= Exercise description =
Each entry that appears below should be restated exactly as it is.

= Dataset records =
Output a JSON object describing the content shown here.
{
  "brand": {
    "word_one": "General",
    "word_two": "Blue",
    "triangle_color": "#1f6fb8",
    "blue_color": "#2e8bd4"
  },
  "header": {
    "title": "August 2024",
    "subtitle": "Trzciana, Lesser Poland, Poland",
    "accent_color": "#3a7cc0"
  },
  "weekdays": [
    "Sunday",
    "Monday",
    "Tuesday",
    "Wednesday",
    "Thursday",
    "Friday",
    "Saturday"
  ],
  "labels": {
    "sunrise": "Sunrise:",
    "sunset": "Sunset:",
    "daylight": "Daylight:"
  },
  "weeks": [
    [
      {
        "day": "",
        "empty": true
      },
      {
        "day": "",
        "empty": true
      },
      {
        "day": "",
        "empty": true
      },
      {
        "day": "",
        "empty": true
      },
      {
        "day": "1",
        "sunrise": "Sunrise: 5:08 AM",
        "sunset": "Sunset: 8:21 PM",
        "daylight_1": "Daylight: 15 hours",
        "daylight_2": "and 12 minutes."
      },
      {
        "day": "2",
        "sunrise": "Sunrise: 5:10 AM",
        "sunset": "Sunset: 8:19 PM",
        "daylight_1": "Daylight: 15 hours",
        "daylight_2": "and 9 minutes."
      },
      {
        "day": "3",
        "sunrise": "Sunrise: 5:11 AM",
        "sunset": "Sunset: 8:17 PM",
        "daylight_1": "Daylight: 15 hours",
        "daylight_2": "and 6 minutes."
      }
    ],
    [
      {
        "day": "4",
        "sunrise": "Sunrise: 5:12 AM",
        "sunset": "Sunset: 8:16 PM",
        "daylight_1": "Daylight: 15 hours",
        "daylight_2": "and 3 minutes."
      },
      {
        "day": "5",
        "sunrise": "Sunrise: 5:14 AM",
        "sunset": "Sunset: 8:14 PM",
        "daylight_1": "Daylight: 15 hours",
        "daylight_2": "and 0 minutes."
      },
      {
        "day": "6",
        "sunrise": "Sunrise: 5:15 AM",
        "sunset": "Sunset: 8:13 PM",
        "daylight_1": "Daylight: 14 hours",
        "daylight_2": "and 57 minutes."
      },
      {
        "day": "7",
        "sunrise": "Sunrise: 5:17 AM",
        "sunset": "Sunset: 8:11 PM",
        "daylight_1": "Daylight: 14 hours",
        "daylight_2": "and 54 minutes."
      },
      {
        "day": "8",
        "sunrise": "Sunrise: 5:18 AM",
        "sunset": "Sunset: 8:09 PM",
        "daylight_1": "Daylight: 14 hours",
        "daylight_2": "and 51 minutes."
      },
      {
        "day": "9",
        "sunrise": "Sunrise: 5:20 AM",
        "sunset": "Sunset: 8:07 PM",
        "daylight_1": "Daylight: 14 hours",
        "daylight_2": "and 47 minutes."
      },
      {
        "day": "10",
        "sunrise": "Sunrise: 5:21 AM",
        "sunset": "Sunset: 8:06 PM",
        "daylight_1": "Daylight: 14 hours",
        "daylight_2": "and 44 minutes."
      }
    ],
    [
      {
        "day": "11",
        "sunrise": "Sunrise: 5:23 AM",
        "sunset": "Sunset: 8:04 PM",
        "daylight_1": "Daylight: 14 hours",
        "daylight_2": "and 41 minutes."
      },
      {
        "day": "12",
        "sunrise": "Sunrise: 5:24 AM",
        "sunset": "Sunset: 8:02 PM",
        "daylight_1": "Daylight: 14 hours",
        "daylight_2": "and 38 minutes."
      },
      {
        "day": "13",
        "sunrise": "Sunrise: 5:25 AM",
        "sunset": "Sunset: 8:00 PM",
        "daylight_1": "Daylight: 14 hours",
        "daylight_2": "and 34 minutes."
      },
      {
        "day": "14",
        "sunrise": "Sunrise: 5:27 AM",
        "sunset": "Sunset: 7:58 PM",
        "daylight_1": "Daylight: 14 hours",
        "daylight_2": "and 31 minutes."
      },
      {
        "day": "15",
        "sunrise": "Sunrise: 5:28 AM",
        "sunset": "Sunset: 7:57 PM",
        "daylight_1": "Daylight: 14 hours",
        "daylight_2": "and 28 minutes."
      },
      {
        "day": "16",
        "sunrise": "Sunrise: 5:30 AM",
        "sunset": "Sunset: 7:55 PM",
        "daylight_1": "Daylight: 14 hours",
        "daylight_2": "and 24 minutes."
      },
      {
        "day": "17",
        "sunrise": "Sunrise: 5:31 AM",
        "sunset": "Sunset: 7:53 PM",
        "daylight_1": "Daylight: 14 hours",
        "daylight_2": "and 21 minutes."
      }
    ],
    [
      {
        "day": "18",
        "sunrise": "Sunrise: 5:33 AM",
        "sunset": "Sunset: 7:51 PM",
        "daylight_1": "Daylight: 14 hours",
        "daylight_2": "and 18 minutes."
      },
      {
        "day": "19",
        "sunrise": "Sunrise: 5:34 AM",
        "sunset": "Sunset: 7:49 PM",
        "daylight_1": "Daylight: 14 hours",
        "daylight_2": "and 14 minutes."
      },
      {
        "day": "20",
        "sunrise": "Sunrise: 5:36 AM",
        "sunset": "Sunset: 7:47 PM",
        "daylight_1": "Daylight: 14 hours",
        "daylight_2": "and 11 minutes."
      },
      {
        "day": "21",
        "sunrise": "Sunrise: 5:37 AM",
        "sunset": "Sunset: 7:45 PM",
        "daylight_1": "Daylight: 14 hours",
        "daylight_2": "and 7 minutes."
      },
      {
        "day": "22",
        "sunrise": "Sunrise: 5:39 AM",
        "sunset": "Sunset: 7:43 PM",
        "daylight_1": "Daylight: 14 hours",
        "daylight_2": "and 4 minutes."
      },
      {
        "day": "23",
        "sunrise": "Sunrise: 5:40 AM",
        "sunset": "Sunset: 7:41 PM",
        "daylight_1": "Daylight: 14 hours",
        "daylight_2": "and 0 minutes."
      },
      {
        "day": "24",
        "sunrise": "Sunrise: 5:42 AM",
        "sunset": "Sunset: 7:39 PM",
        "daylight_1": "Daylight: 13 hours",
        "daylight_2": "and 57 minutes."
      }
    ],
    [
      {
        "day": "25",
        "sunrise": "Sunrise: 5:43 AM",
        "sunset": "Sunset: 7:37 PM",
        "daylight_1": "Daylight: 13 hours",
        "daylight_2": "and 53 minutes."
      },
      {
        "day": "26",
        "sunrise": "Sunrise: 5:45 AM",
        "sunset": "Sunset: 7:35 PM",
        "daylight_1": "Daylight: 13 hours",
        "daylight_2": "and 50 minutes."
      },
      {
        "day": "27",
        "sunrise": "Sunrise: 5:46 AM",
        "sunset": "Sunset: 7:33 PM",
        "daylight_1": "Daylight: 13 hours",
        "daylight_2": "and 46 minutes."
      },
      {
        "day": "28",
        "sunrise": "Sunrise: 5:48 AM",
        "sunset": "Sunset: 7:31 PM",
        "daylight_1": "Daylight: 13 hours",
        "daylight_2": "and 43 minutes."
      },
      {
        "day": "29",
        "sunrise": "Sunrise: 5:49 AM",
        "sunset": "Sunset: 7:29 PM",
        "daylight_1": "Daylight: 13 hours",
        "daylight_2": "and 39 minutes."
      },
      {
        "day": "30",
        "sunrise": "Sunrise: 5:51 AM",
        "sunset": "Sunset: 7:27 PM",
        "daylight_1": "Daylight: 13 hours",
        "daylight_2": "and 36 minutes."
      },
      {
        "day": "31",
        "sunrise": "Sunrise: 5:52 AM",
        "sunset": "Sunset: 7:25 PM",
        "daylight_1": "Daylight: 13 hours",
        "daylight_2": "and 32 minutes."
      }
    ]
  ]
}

= Answer to the exercise =
Output a JSON object describing the content shown here.
{
  "brand": {
    "word_one": "General",
    "word_two": "Blue",
    "triangle_color": "#1f6fb8",
    "blue_color": "#2e8bd4"
  },
  "header": {
    "title": "August 2024",
    "subtitle": "Trzciana, Lesser Poland, Poland",
    "accent_color": "#3a7cc0"
  },
  "weekdays": [
    "Sunday",
    "Monday",
    "Tuesday",
    "Wednesday",
    "Thursday",
    "Friday",
    "Saturday"
  ],
  "labels": {
    "sunrise": "Sunrise:",
    "sunset": "Sunset:",
    "daylight": "Daylight:"
  },
  "weeks": [
    [
      {
        "day": "",
        "empty": true
      },
      {
        "day": "",
        "empty": true
      },
      {
        "day": "",
        "empty": true
      },
      {
        "day": "",
        "empty": true
      },
      {
        "day": "1",
        "sunrise": "Sunrise: 5:08 AM",
        "sunset": "Sunset: 8:21 PM",
        "daylight_1": "Daylight: 15 hours",
        "daylight_2": "and 12 minutes."
      },
      {
        "day": "2",
        "sunrise": "Sunrise: 5:10 AM",
        "sunset": "Sunset: 8:19 PM",
        "daylight_1": "Daylight: 15 hours",
        "daylight_2": "and 9 minutes."
      },
      {
        "day": "3",
        "sunrise": "Sunrise: 5:11 AM",
        "sunset": "Sunset: 8:17 PM",
        "daylight_1": "Daylight: 15 hours",
        "daylight_2": "and 6 minutes."
      }
    ],
    [
      {
        "day": "4",
        "sunrise": "Sunrise: 5:12 AM",
        "sunset": "Sunset: 8:16 PM",
        "daylight_1": "Daylight: 15 hours",
        "daylight_2": "and 3 minutes."
      },
      {
        "day": "5",
        "sunrise": "Sunrise: 5:14 AM",
        "sunset": "Sunset: 8:14 PM",
        "daylight_1": "Daylight: 15 hours",
        "daylight_2": "and 0 minutes."
      },
      {
        "day": "6",
        "sunrise": "Sunrise: 5:15 AM",
        "sunset": "Sunset: 8:13 PM",
        "daylight_1": "Daylight: 14 hours",
        "daylight_2": "and 57 minutes."
      },
      {
        "day": "7",
        "sunrise": "Sunrise: 5:17 AM",
        "sunset": "Sunset: 8:11 PM",
        "daylight_1": "Daylight: 14 hours",
        "daylight_2": "and 54 minutes."
      },
      {
        "day": "8",
        "sunrise": "Sunrise: 5:18 AM",
        "sunset": "Sunset: 8:09 PM",
        "daylight_1": "Daylight: 14 hours",
        "daylight_2": "and 51 minutes."
      },
      {
        "day": "9",
        "sunrise": "Sunrise: 5:20 AM",
        "sunset": "Sunset: 8:07 PM",
        "daylight_1": "Daylight: 14 hours",
        "daylight_2": "and 47 minutes."
      },
      {
        "day": "10",
        "sunrise": "Sunrise: 5:21 AM",
        "sunset": "Sunset: 8:06 PM",
        "daylight_1": "Daylight: 14 hours",
        "daylight_2": "and 44 minutes."
      }
    ],
    [
      {
        "day": "11",
        "sunrise": "Sunrise: 5:23 AM",
        "sunset": "Sunset: 8:04 PM",
        "daylight_1": "Daylight: 14 hours",
        "daylight_2": "and 41 minutes."
      },
      {
        "day": "12",
        "sunrise": "Sunrise: 5:24 AM",
        "sunset": "Sunset: 8:02 PM",
        "daylight_1": "Daylight: 14 hours",
        "daylight_2": "and 38 minutes."
      },
      {
        "day": "13",
        "sunrise": "Sunrise: 5:25 AM",
        "sunset": "Sunset: 8:00 PM",
        "daylight_1": "Daylight: 14 hours",
        "daylight_2": "and 34 minutes."
      },
      {
        "day": "14",
        "sunrise": "Sunrise: 5:27 AM",
        "sunset": "Sunset: 7:58 PM",
        "daylight_1": "Daylight: 14 hours",
        "daylight_2": "and 31 minutes."
      },
      {
        "day": "15",
        "sunrise": "Sunrise: 5:28 AM",
        "sunset": "Sunset: 7:57 PM",
        "daylight_1": "Daylight: 14 hours",
        "daylight_2": "and 28 minutes."
      },
      {
        "day": "16",
        "sunrise": "Sunrise: 5:30 AM",
        "sunset": "Sunset: 7:55 PM",
        "daylight_1": "Daylight: 14 hours",
        "daylight_2": "and 24 minutes."
      },
      {
        "day": "17",
        "sunrise": "Sunrise: 5:31 AM",
        "sunset": "Sunset: 7:53 PM",
        "daylight_1": "Daylight: 14 hours",
        "daylight_2": "and 21 minutes."
      }
    ],
    [
      {
        "day": "18",
        "sunrise": "Sunrise: 5:33 AM",
        "sunset": "Sunset: 7:51 PM",
        "daylight_1": "Daylight: 14 hours",
        "daylight_2": "and 18 minutes."
      },
      {
        "day": "19",
        "sunrise": "Sunrise: 5:34 AM",
        "sunset": "Sunset: 7:49 PM",
        "daylight_1": "Daylight: 14 hours",
        "daylight_2": "and 14 minutes."
      },
      {
        "day": "20",
        "sunrise": "Sunrise: 5:36 AM",
        "sunset": "Sunset: 7:47 PM",
        "daylight_1": "Daylight: 14 hours",
        "daylight_2": "and 11 minutes."
      },
      {
        "day": "21",
        "sunrise": "Sunrise: 5:37 AM",
        "sunset": "Sunset: 7:45 PM",
        "daylight_1": "Daylight: 14 hours",
        "daylight_2": "and 7 minutes."
      },
      {
        "day": "22",
        "sunrise": "Sunrise: 5:39 AM",
        "sunset": "Sunset: 7:43 PM",
        "daylight_1": "Daylight: 14 hours",
        "daylight_2": "and 4 minutes."
      },
      {
        "day": "23",
        "sunrise": "Sunrise: 5:40 AM",
        "sunset": "Sunset: 7:41 PM",
        "daylight_1": "Daylight: 14 hours",
        "daylight_2": "and 0 minutes."
      },
      {
        "day": "24",
        "sunrise": "Sunrise: 5:42 AM",
        "sunset": "Sunset: 7:39 PM",
        "daylight_1": "Daylight: 13 hours",
        "daylight_2": "and 57 minutes."
      }
    ],
    [
      {
        "day": "25",
        "sunrise": "Sunrise: 5:43 AM",
        "sunset": "Sunset: 7:37 PM",
        "daylight_1": "Daylight: 13 hours",
        "daylight_2": "and 53 minutes."
      },
      {
        "day": "26",
        "sunrise": "Sunrise: 5:45 AM",
        "sunset": "Sunset: 7:35 PM",
        "daylight_1": "Daylight: 13 hours",
        "daylight_2": "and 50 minutes."
      },
      {
        "day": "27",
        "sunrise": "Sunrise: 5:46 AM",
        "sunset": "Sunset: 7:33 PM",
        "daylight_1": "Daylight: 13 hours",
        "daylight_2": "and 46 minutes."
      },
      {
        "day": "28",
        "sunrise": "Sunrise: 5:48 AM",
        "sunset": "Sunset: 7:31 PM",
        "daylight_1": "Daylight: 13 hours",
        "daylight_2": "and 43 minutes."
      },
      {
        "day": "29",
        "sunrise": "Sunrise: 5:49 AM",
        "sunset": "Sunset: 7:29 PM",
        "daylight_1": "Daylight: 13 hours",
        "daylight_2": "and 39 minutes."
      },
      {
        "day": "30",
        "sunrise": "Sunrise: 5:51 AM",
        "sunset": "Sunset: 7:27 PM",
        "daylight_1": "Daylight: 13 hours",
        "daylight_2": "and 36 minutes."
      },
      {
        "day": "31",
        "sunrise": "Sunrise: 5:52 AM",
        "sunset": "Sunset: 7:25 PM",
        "daylight_1": "Daylight: 13 hours",
        "daylight_2": "and 32 minutes."
      }
    ]
  ]
}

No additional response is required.